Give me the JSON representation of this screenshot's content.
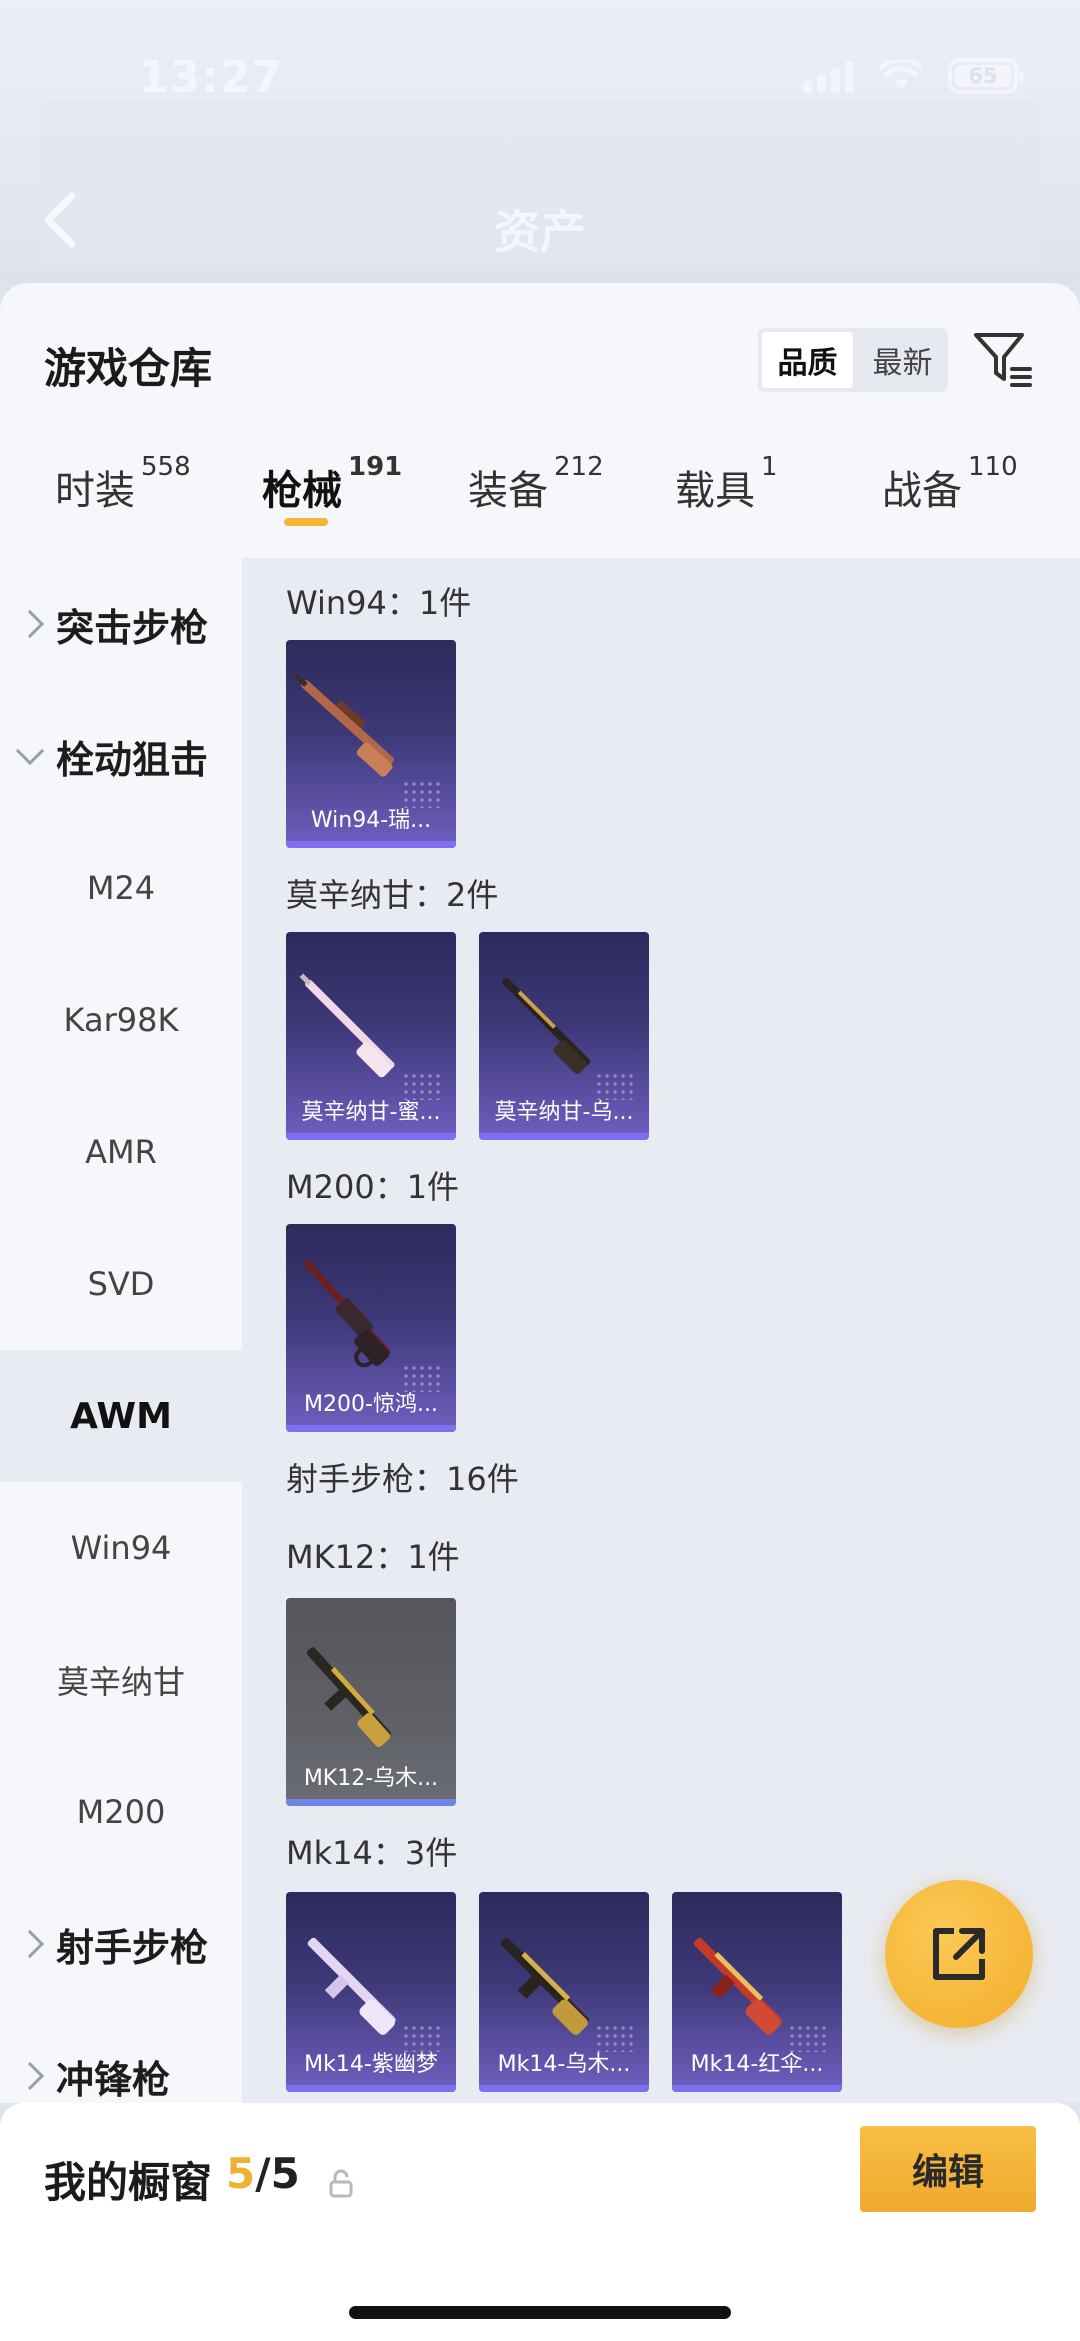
{
  "status_bar": {
    "time": "13:27",
    "battery": "65"
  },
  "nav": {
    "title": "资产"
  },
  "warehouse": {
    "title": "游戏仓库",
    "sort_options": [
      "品质",
      "最新"
    ],
    "tabs": [
      {
        "label": "时装",
        "count": "558"
      },
      {
        "label": "枪械",
        "count": "191"
      },
      {
        "label": "装备",
        "count": "212"
      },
      {
        "label": "载具",
        "count": "1"
      },
      {
        "label": "战备",
        "count": "110"
      }
    ]
  },
  "sidebar": {
    "items": [
      {
        "label": "突击步枪",
        "type": "group",
        "expanded": false
      },
      {
        "label": "栓动狙击",
        "type": "group",
        "expanded": true
      },
      {
        "label": "M24",
        "type": "item"
      },
      {
        "label": "Kar98K",
        "type": "item"
      },
      {
        "label": "AMR",
        "type": "item"
      },
      {
        "label": "SVD",
        "type": "item"
      },
      {
        "label": "AWM",
        "type": "item",
        "selected": true
      },
      {
        "label": "Win94",
        "type": "item"
      },
      {
        "label": "莫辛纳甘",
        "type": "item"
      },
      {
        "label": "M200",
        "type": "item"
      },
      {
        "label": "射手步枪",
        "type": "group",
        "expanded": false
      },
      {
        "label": "冲锋枪",
        "type": "group",
        "expanded": false
      }
    ]
  },
  "sections": [
    {
      "label": "Win94：1件",
      "items": [
        {
          "name": "Win94-瑞...",
          "style": "purple",
          "gun": "rifle-wood"
        }
      ]
    },
    {
      "label": "莫辛纳甘：2件",
      "items": [
        {
          "name": "莫辛纳甘-蜜...",
          "style": "purple",
          "gun": "rifle-white"
        },
        {
          "name": "莫辛纳甘-乌...",
          "style": "purple",
          "gun": "rifle-black"
        }
      ]
    },
    {
      "label": "M200：1件",
      "items": [
        {
          "name": "M200-惊鸿...",
          "style": "purple",
          "gun": "sniper-dark"
        }
      ]
    },
    {
      "label": "射手步枪：16件",
      "items": []
    },
    {
      "label": "MK12：1件",
      "items": [
        {
          "name": "MK12-乌木...",
          "style": "gray",
          "gun": "dmr-gold"
        }
      ]
    },
    {
      "label": "Mk14：3件",
      "items": [
        {
          "name": "Mk14-紫幽梦",
          "style": "purple",
          "gun": "dmr-pink"
        },
        {
          "name": "Mk14-乌木...",
          "style": "purple",
          "gun": "dmr-black"
        },
        {
          "name": "Mk14-红伞...",
          "style": "purple",
          "gun": "dmr-red"
        }
      ]
    }
  ],
  "showcase": {
    "label": "我的橱窗",
    "current": "5",
    "total": "/5",
    "edit_label": "编辑"
  },
  "icons": {
    "back": "chevron-left-icon",
    "filter": "filter-icon",
    "share": "share-external-icon",
    "lock": "lock-icon"
  },
  "colors": {
    "accent": "#f3b437",
    "card_purple": "#3d3877",
    "card_gray": "#5e6066"
  }
}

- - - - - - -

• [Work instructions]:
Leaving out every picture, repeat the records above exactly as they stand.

• [Finished task]:
Give me the JSON representation of this screenshot's content.
{
  "status_bar": {
    "time": "13:27",
    "battery": "65"
  },
  "nav": {
    "title": "资产"
  },
  "warehouse": {
    "title": "游戏仓库",
    "sort_options": [
      "品质",
      "最新"
    ],
    "tabs": [
      {
        "label": "时装",
        "count": "558"
      },
      {
        "label": "枪械",
        "count": "191"
      },
      {
        "label": "装备",
        "count": "212"
      },
      {
        "label": "载具",
        "count": "1"
      },
      {
        "label": "战备",
        "count": "110"
      }
    ]
  },
  "sidebar": {
    "items": [
      {
        "label": "突击步枪",
        "type": "group",
        "expanded": false
      },
      {
        "label": "栓动狙击",
        "type": "group",
        "expanded": true
      },
      {
        "label": "M24",
        "type": "item"
      },
      {
        "label": "Kar98K",
        "type": "item"
      },
      {
        "label": "AMR",
        "type": "item"
      },
      {
        "label": "SVD",
        "type": "item"
      },
      {
        "label": "AWM",
        "type": "item",
        "selected": true
      },
      {
        "label": "Win94",
        "type": "item"
      },
      {
        "label": "莫辛纳甘",
        "type": "item"
      },
      {
        "label": "M200",
        "type": "item"
      },
      {
        "label": "射手步枪",
        "type": "group",
        "expanded": false
      },
      {
        "label": "冲锋枪",
        "type": "group",
        "expanded": false
      }
    ]
  },
  "sections": [
    {
      "label": "Win94：1件",
      "items": [
        {
          "name": "Win94-瑞...",
          "style": "purple",
          "gun": "rifle-wood"
        }
      ]
    },
    {
      "label": "莫辛纳甘：2件",
      "items": [
        {
          "name": "莫辛纳甘-蜜...",
          "style": "purple",
          "gun": "rifle-white"
        },
        {
          "name": "莫辛纳甘-乌...",
          "style": "purple",
          "gun": "rifle-black"
        }
      ]
    },
    {
      "label": "M200：1件",
      "items": [
        {
          "name": "M200-惊鸿...",
          "style": "purple",
          "gun": "sniper-dark"
        }
      ]
    },
    {
      "label": "射手步枪：16件",
      "items": []
    },
    {
      "label": "MK12：1件",
      "items": [
        {
          "name": "MK12-乌木...",
          "style": "gray",
          "gun": "dmr-gold"
        }
      ]
    },
    {
      "label": "Mk14：3件",
      "items": [
        {
          "name": "Mk14-紫幽梦",
          "style": "purple",
          "gun": "dmr-pink"
        },
        {
          "name": "Mk14-乌木...",
          "style": "purple",
          "gun": "dmr-black"
        },
        {
          "name": "Mk14-红伞...",
          "style": "purple",
          "gun": "dmr-red"
        }
      ]
    }
  ],
  "showcase": {
    "label": "我的橱窗",
    "current": "5",
    "total": "/5",
    "edit_label": "编辑"
  },
  "icons": {
    "back": "chevron-left-icon",
    "filter": "filter-icon",
    "share": "share-external-icon",
    "lock": "lock-icon"
  },
  "colors": {
    "accent": "#f3b437",
    "card_purple": "#3d3877",
    "card_gray": "#5e6066"
  }
}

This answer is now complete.